The artery will be opened and cleaned of plaque. The artery will then be sewn back together. The clamps (and bypass tube, if used) will then be removed. The doctor may need to remove a section of the carotid artery. In this case, an artificial graft or a segment of vein will be sewn in to replace it. The neck incision will be closed with stitches.
Immediately After Procedure
The doctor may do an
arteriogram. This is to ensure that there are no complications, such as blood clots or narrowing. You may be given medicine to help prevent blood clotting.
How Long Will It Take?
How Much Will It Hurt?
Anesthesia will prevent pain during the procedure. You will be given medicine to help manage any pain.
Average Hospital Stay
The usual length of stay is 1-3 days. Your doctor may choose to keep you longer if complications arise.
The average recovery time is two weeks. When you return home, do the following to help ensure a smooth recovery:
Keep your neck straight. Keep the head of your bed elevated during recovery.
Take medicines as prescribed by your doctor. Anticoagulants will help to prevent blood clots. Prescription and nonprescription pain relievers will help with any discomfort.
Resume your daily activities as soon as you are able.
Do not drive for three weeks after surgery or until your doctor says it okay.
Avoid vigorous exercise for six weeks after surgery.
Please be aware that this information is provided to supplement the care
provided by your physician. It is neither intended nor implied to be a
substitute for professional medical advice.
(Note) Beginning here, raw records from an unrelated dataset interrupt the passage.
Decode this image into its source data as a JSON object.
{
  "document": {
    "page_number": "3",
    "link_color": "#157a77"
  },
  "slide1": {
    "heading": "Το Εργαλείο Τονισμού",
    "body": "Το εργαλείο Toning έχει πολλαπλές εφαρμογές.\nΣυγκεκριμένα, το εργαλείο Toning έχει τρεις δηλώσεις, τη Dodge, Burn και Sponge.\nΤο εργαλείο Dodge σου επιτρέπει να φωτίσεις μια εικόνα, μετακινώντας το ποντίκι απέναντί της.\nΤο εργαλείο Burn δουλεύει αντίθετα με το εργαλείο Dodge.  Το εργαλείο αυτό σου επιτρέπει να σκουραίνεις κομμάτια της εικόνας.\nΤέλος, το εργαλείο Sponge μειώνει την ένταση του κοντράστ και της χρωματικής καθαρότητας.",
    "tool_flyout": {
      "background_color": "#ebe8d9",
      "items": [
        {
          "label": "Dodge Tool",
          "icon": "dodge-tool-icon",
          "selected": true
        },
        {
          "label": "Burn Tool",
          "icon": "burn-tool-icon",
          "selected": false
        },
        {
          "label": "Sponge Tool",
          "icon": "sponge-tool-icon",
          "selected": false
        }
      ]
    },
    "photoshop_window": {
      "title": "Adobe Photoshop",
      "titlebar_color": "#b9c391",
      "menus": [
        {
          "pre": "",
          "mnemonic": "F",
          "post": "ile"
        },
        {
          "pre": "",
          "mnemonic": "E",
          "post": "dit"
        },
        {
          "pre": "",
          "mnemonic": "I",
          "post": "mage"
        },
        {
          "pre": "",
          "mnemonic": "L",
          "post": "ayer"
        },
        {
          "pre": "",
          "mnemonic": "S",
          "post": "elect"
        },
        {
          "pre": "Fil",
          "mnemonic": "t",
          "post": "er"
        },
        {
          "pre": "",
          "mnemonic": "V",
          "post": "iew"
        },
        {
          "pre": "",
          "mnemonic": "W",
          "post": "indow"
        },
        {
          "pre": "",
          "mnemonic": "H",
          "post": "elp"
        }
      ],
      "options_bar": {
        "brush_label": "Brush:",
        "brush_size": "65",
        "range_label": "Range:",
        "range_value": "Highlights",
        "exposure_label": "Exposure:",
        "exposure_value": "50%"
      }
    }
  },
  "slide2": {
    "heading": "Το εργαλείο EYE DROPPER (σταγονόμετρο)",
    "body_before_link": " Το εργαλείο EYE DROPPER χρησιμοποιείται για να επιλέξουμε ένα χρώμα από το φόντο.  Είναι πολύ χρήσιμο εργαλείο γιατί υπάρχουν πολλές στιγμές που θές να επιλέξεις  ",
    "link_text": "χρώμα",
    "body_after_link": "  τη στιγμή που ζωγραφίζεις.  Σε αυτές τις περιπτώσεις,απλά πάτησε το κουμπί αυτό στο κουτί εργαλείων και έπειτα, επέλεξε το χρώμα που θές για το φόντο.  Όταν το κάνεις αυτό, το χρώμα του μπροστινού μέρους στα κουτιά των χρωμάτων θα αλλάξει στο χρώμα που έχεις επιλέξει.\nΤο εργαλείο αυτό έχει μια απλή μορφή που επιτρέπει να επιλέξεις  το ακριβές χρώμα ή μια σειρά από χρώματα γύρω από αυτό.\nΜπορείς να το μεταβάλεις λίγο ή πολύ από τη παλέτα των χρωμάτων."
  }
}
CALL YOUR HEALTHCARE PROVIDER
IMMEDIATELY IF YOU THINK YOU MAY HAVE A MEDICAL EMERGENCY. Always seek the
advice of your physician or other qualified health provider prior to
starting any new treatment or with any questions you may have regarding a